- Vitamin D is just not a major factor and doesn't deserve the kind of focus it's been given. Maybe one sentence, but not a paragraph. If you wrote a paragraph on every factor that has at some point been described to influence T cells, this article would go on for hundreds of pages. Vitamin D is not the "on switch" for T cells, TCR is. The papers you've cited are really about avidity maturation than anything about calcitriol being a fundamental on/off switch for T cells. This section (as I wrote it) is really about initial naive T cell activation than avidity maturation - maybe there should be another article on that kind of thing. — Preceding unsigned comment added by Kantokano (talk • contribs) 03:23, 19 February 2012 (UTC)
- I think that they also continue to rearrange their α chains - and so have further chances to be positively selected - this isn't compatible with the idea that they undergo apoptosis if they don't receive the survival signal straight away.

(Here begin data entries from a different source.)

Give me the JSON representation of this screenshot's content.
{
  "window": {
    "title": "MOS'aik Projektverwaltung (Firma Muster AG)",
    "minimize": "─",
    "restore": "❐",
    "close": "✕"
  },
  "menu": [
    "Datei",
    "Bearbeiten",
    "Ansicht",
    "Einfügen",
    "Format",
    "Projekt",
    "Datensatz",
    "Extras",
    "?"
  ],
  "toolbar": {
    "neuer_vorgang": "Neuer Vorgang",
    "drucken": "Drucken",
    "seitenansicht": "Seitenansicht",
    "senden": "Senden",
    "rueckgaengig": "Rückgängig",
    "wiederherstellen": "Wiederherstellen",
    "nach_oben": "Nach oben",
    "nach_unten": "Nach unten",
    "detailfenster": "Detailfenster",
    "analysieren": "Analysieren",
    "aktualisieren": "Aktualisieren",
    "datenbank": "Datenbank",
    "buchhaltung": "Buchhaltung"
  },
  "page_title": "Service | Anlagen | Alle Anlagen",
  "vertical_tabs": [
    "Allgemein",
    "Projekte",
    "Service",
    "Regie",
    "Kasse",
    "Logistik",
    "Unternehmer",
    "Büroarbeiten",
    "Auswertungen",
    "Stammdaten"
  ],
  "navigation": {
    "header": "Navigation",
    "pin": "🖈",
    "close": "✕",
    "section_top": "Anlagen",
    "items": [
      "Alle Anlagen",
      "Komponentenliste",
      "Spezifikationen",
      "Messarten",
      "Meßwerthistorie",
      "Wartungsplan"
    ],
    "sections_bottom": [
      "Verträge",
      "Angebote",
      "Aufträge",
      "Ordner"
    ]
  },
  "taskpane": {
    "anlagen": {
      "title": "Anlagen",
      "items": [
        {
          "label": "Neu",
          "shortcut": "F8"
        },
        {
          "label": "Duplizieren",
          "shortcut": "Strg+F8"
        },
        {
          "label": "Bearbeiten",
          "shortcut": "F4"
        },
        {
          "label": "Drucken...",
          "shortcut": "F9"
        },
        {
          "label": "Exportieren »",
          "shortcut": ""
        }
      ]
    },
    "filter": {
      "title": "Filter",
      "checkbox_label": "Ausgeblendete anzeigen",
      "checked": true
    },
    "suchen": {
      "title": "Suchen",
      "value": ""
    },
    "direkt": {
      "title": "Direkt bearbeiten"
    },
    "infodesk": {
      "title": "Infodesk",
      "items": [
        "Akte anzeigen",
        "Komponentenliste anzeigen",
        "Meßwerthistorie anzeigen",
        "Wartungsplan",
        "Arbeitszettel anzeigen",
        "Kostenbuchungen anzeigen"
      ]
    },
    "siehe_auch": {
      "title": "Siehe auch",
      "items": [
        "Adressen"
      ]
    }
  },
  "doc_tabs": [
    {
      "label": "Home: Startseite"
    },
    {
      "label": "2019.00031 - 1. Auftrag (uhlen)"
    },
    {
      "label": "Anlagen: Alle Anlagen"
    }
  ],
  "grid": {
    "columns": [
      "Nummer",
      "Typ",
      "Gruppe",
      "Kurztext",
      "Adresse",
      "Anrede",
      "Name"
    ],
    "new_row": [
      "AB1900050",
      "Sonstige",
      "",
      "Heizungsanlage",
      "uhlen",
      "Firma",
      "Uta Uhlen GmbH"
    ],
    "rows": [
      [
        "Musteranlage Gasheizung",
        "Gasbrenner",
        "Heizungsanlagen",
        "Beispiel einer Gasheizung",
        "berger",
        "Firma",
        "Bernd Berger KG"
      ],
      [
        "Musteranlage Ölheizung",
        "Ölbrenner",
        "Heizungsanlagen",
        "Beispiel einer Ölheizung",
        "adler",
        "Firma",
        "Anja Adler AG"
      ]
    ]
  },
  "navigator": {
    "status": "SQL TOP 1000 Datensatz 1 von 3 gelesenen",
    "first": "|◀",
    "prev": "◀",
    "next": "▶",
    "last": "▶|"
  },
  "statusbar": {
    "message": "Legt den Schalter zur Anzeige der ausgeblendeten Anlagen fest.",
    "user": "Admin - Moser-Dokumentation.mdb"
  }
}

Hamdev (talk) 21:04, 14 December 2011 (UTC)
The figure in the activation section is erroneous, unreferenced and very confusing. I would delete it but I stopped waiting a urgent reply by the author; today is june 26 2012. The figure must be substitued or corrected and referenced. T cells in the section text are CD4+ while in the figure they are simply labelled "T cells". MHC class of the stimulation complex is unclear and confusing. The figure shows what appears a switch cytotoxic-helper function unclear and possibly in contrast with current paradigms. — Preceding unsigned comment added by Roberto90967 (talk • contribs) 13:21, 26 July 2012 (UTC)
Should mention MAIT cells
Since 2009 there has been discussion of mucosal-associated invaraint T cells which seem to be activated by molecules presented by MR1 on antigen presenting cells. Should at least mention them here, then give them their own article. eg MR1 antigen presentation to mucosal-associated invariant T cells was highly conserved in evolution. 2009, [http://www.nature.com/icb/journal/v88/n8/full/icb2010104a.html Innate T cells detect bacteria. Bacteria, mucosal-associated invariant T cells and MR1. 2010], MR1 presents microbial vitamin B metabolites to MAIT cells. 2012 - Rod57 (talk) 03:12, 1 December 2012 (UTC)
The problem is the balance between making a truly comprehensive article and a readable one - I've been trying for a while to stop this article drifting off into the latest and strangest subset and to keep it general and not involve every paper someone has read and decided is important. It's probably worth waiting until these cells have been better outlined before adding them. --Kantokano (talk) 06:06, 3 January 2013 (UTC)
If "T-sub-H" and "T-sub-h" refer to the same object, the article should consistently use one of the two conventions. Same for "T-sub-c" and "T-sub-C". If they do not refer to the same object, the article should specify what a "T-sub-h" cell is.